Web page and app entries:
Content starts
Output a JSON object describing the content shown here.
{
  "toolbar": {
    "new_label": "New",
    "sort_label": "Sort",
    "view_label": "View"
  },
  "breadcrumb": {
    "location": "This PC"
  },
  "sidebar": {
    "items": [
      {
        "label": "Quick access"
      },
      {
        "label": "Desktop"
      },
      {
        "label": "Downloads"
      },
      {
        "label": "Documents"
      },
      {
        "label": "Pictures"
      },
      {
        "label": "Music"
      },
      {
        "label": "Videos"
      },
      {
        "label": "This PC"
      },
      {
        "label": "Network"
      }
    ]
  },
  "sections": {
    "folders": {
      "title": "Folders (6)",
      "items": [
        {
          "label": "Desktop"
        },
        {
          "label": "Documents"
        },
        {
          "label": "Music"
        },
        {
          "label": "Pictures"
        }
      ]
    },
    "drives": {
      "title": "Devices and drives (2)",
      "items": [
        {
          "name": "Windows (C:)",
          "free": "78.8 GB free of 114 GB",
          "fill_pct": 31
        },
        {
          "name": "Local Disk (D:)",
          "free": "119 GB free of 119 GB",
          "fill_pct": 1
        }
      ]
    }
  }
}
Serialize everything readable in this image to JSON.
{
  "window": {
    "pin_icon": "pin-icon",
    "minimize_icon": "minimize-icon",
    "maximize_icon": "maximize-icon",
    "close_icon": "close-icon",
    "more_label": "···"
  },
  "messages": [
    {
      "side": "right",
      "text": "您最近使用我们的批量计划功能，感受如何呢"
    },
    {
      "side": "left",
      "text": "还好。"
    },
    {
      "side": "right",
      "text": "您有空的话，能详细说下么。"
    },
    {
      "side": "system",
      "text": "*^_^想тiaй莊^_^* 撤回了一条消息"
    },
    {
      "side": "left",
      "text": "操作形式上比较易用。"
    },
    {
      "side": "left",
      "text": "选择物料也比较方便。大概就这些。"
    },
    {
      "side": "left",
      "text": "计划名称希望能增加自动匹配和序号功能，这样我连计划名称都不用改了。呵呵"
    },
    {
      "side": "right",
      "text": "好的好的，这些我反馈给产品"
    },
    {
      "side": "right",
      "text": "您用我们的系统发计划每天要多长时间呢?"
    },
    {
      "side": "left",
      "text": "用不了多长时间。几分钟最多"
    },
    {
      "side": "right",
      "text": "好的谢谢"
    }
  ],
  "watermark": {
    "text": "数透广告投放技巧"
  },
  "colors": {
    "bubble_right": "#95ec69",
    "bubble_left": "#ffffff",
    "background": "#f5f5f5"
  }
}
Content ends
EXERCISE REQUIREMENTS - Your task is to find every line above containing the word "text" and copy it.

EXERCISE ANSWER -
      "text": "您最近使用我们的批量计划功能，感受如何呢"
      "text": "还好。"
      "text": "您有空的话，能详细说下么。"
      "text": "*^_^想тiaй莊^_^* 撤回了一条消息"
      "text": "操作形式上比较易用。"
      "text": "选择物料也比较方便。大概就这些。"
      "text": "计划名称希望能增加自动匹配和序号功能，这样我连计划名称都不用改了。呵呵"
      "text": "好的好的，这些我反馈给产品"
      "text": "您用我们的系统发计划每天要多长时间呢?"
      "text": "用不了多长时间。几分钟最多"
      "text": "好的谢谢"
    "text": "数透广告投放技巧"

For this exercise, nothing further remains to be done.